Tyson, Smithfield Foods, JBS and other plants say the companies have instituted extensive safety precautions, installing clear plastic dividers in cafeteria and common areas, giving workers masks and taking temperatures before shifts.

Ricketts said Shelly Schwedhelm, executive director of emergency management and biopreparedness at Nebraska Medicine, is touring plants and giving companies pointers on infection control.

Some employers are paying higher hourly rates or bonuses for good attendance. Lincoln Premium Poultry is offering paid leave for workers over 65 who fear being exposed to the virus at work. At some plants, absence rates have climbed as worried workers call in sick.

Workers’ advocates say that these steps aren’t enough and that the growing number of cases proves it.

Gladys Godinez lives in Lexington and is a community organizer for the Center for Rural Affairs. Tyson workers have complained to her about inconsistent temperature checks and dividers that weren’t installed on the production line until Monday. The workers who have COVID-19 are finding it difficult to arrange testing for their family members who have been exposed, she said.

Some want to see the plant shut down for two or three weeks to get a handle on the outbreak, while others fear being out of work if production stops.

“We know they’re working paycheck to paycheck and trying to earn their living, eat, pay rent,” Godinez said. “(Tyson has) the capacity, they can pay them sick time, they can choose to protect their workers, but they’re choosing not to at this moment.”

Tromanhauser, of Nebraska Appleseed, said spacing out workers in the cafeteria doesn’t matter much if they’re not standing 6 or more feet apart on the production line.

“No one is saying don’t produce food, but we have to find a way to produce food that distances people and keeps them safe, otherwise food production is going to stop,” she said.

The Elkhorn Logan Valley Health Department received more testing kits through the state and decided that Tyson workers and their families in Madison should be tested. Local and corporate Tyson officials were initially supportive, the Health Department said in a Monday press release.

Late last week, Tyson apparently changed its mind, with an executive writing to the Health Department to say the plant would not provide a list of workers’ names for testing, the release said.
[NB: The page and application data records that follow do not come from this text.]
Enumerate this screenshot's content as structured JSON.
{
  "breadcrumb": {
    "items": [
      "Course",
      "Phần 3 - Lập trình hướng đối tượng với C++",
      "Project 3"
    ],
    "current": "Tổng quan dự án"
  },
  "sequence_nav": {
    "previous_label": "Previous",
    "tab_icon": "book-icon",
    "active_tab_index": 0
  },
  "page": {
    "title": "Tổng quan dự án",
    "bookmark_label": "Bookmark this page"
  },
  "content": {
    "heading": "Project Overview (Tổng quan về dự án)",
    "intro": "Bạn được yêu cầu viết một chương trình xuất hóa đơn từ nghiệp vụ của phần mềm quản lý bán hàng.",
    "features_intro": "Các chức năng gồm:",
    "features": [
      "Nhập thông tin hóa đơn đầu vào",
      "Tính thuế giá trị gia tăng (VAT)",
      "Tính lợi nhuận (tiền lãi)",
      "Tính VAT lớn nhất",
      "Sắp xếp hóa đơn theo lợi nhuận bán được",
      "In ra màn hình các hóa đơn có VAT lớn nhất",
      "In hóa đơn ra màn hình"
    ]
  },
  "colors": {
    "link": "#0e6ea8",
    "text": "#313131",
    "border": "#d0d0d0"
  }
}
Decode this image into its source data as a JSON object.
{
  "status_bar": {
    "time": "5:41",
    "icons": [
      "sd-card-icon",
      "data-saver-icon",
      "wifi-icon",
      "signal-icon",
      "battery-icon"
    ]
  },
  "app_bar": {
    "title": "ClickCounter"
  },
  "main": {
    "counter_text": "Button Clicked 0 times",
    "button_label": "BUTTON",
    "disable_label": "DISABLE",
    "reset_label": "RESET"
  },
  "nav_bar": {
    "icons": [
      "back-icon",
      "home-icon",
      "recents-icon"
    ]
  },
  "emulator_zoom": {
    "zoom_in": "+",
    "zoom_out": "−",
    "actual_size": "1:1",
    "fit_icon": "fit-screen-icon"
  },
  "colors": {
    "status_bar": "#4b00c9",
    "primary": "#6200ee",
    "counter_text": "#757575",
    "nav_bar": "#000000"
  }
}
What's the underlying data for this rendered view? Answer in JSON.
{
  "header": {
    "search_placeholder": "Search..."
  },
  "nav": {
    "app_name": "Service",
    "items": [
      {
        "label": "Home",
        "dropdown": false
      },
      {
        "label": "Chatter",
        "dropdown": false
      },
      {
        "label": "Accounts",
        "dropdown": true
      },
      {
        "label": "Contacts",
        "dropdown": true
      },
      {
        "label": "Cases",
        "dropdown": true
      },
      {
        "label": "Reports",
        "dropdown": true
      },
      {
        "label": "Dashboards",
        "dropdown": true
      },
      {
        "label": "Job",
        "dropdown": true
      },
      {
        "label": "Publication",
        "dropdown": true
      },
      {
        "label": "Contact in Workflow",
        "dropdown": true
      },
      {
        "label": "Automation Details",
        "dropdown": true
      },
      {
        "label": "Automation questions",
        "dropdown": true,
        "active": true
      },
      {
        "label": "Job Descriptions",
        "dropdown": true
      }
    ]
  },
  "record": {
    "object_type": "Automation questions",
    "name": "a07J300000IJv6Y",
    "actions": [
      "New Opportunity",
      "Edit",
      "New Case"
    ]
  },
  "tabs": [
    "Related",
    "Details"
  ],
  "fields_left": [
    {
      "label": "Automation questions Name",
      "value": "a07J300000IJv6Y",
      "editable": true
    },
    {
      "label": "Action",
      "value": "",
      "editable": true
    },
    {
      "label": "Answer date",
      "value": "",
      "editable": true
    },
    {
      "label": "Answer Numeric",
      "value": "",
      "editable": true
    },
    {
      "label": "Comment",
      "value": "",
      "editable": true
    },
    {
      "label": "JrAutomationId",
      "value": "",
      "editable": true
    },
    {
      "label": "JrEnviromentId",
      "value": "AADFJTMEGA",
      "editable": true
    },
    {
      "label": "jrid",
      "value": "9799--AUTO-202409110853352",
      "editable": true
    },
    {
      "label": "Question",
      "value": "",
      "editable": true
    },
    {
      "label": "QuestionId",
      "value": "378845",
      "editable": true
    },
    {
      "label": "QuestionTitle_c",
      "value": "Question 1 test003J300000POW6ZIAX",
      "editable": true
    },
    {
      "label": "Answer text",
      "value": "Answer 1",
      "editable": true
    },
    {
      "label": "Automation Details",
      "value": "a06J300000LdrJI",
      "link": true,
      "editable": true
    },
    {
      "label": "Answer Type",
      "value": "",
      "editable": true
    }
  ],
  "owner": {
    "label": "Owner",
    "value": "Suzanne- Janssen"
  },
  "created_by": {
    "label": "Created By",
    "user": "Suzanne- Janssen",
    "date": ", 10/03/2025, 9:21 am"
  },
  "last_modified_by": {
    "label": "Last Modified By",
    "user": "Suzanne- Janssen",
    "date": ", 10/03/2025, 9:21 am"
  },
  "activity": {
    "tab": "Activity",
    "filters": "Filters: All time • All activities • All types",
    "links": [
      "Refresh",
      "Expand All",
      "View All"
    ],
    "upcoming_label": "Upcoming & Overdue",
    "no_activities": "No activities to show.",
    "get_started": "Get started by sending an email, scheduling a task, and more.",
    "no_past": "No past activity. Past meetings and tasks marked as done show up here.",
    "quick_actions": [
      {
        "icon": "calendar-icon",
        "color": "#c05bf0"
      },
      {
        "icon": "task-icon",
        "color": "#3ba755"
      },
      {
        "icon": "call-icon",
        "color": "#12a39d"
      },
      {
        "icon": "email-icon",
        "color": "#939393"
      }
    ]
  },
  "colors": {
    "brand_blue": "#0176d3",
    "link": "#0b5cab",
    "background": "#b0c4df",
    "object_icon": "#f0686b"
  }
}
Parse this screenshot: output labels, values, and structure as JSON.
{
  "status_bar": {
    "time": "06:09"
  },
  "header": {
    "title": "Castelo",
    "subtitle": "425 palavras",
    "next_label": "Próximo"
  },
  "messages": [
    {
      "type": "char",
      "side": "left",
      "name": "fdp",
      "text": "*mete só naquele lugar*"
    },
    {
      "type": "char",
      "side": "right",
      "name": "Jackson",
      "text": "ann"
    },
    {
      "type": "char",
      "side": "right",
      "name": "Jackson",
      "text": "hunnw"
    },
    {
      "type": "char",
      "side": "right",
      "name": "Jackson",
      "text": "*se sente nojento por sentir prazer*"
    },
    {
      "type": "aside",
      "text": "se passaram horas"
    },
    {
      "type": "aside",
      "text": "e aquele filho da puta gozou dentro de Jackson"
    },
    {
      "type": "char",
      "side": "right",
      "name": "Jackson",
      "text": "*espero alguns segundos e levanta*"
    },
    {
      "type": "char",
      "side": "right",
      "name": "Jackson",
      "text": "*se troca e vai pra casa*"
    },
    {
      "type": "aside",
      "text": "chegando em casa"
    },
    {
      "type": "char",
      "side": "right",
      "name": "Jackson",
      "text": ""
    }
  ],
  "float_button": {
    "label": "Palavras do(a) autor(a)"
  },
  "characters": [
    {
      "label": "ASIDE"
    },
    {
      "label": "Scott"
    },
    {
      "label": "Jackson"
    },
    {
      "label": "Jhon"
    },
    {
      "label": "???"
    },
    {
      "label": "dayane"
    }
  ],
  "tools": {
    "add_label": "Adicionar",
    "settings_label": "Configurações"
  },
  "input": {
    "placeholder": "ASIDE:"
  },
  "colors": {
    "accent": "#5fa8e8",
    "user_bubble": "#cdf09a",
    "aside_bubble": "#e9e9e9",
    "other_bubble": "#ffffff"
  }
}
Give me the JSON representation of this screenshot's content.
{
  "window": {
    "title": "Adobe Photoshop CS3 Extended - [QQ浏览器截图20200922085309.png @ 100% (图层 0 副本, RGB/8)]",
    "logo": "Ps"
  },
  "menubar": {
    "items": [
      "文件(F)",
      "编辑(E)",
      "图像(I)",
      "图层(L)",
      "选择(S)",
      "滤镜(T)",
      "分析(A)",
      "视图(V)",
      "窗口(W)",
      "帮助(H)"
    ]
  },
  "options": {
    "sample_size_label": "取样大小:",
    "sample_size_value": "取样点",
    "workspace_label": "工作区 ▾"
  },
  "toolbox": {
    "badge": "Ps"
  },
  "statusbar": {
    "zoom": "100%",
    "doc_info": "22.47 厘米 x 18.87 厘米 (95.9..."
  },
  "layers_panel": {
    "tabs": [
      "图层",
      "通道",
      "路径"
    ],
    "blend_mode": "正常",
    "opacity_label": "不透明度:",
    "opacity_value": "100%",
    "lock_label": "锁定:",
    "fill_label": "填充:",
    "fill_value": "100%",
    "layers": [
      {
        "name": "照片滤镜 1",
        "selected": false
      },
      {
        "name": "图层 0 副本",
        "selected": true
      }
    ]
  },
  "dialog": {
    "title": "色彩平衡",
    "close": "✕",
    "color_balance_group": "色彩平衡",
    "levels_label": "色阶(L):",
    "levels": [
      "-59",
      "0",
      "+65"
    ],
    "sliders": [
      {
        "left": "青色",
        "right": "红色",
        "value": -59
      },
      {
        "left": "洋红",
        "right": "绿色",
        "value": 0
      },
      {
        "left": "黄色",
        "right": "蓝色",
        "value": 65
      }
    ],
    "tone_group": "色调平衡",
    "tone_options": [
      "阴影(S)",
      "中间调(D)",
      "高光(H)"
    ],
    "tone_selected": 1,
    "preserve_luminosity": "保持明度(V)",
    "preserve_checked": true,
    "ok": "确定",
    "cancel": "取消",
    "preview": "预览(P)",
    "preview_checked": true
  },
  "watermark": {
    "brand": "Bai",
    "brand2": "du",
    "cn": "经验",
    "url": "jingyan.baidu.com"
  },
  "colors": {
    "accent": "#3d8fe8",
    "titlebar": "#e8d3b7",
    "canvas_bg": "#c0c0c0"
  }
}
The department has requested that Tyson take a number of preventive steps, including letting high-risk workers who are older or have underlying health conditions stay home without losing their jobs, providing masks to be worn at all times, and screening workers for symptoms before they enter the plant and during the middle of their shift.

A Tyson spokeswoman did not immediately respond to a request for comment. In an update Monday night, the Health Department said that it met with local Tyson managers Monday and that “we are confident in the progress that was achieved.”

Iowa officials are asking businesses to tell them when 10% of their workers are absent or have confirmed coronavirus cases. This includes meatpacking plants, food and beverage plants and other warehouses, said Sarah Reisetter, the deputy director of the Iowa Department of Public Health.

“What we’re seeing is confirming what we know about the virus, it spreads easily in places where people are close together,” she said.

Anthone said Nebraska has been tracking cases at nursing facilities, but not meatpacking plants.

Iowa Gov. Kim Reynolds said that Iowa farmers provide a third of the nation’s pork supply and that if plants can’t function, farmers may be forced to euthanize their hogs, which would affect prices and food supply.

“These processing plants are essential, and these workers are an essential workforce,” Reynolds said, adding that plants operating with fewer workers would be better than shutting down the operation entirely. “We must do our part to keep them open in a safe and responsible way.”

World-Herald staff writer Alia Conley contributed to this report.